**TASK**
Retype the records in full, exactly as they stand.

**SOURCE RECORDS**

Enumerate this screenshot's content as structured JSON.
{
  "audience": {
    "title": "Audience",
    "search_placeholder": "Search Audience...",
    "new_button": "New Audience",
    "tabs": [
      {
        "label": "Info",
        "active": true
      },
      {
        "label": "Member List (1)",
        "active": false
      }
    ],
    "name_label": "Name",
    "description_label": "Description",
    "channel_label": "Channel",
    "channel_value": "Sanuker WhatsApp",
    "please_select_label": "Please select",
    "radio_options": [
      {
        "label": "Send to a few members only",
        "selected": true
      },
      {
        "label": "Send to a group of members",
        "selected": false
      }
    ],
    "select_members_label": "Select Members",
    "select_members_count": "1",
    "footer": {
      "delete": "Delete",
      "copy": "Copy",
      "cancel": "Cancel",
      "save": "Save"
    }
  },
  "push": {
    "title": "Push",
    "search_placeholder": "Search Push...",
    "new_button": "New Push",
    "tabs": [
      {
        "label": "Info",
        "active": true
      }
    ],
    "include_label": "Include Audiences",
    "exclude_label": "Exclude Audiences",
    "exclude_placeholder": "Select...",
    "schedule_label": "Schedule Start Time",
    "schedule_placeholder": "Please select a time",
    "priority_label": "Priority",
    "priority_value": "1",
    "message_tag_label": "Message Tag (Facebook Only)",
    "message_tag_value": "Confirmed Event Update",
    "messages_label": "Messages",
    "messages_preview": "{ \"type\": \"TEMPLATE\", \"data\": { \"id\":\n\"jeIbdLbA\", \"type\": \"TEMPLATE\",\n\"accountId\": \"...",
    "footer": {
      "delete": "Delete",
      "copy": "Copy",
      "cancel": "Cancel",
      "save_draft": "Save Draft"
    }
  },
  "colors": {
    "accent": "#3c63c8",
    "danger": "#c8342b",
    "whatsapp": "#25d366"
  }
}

**RESPONSE TO THIS TASK**
Enumerate this screenshot's content as structured JSON.
{
  "audience": {
    "title": "Audience",
    "search_placeholder": "Search Audience...",
    "new_button": "New Audience",
    "tabs": [
      {
        "label": "Info",
        "active": true
      },
      {
        "label": "Member List (1)",
        "active": false
      }
    ],
    "name_label": "Name",
    "description_label": "Description",
    "channel_label": "Channel",
    "channel_value": "Sanuker WhatsApp",
    "please_select_label": "Please select",
    "radio_options": [
      {
        "label": "Send to a few members only",
        "selected": true
      },
      {
        "label": "Send to a group of members",
        "selected": false
      }
    ],
    "select_members_label": "Select Members",
    "select_members_count": "1",
    "footer": {
      "delete": "Delete",
      "copy": "Copy",
      "cancel": "Cancel",
      "save": "Save"
    }
  },
  "push": {
    "title": "Push",
    "search_placeholder": "Search Push...",
    "new_button": "New Push",
    "tabs": [
      {
        "label": "Info",
        "active": true
      }
    ],
    "include_label": "Include Audiences",
    "exclude_label": "Exclude Audiences",
    "exclude_placeholder": "Select...",
    "schedule_label": "Schedule Start Time",
    "schedule_placeholder": "Please select a time",
    "priority_label": "Priority",
    "priority_value": "1",
    "message_tag_label": "Message Tag (Facebook Only)",
    "message_tag_value": "Confirmed Event Update",
    "messages_label": "Messages",
    "messages_preview": "{ \"type\": \"TEMPLATE\", \"data\": { \"id\":\n\"jeIbdLbA\", \"type\": \"TEMPLATE\",\n\"accountId\": \"...",
    "footer": {
      "delete": "Delete",
      "copy": "Copy",
      "cancel": "Cancel",
      "save_draft": "Save Draft"
    }
  },
  "colors": {
    "accent": "#3c63c8",
    "danger": "#c8342b",
    "whatsapp": "#25d366"
  }
}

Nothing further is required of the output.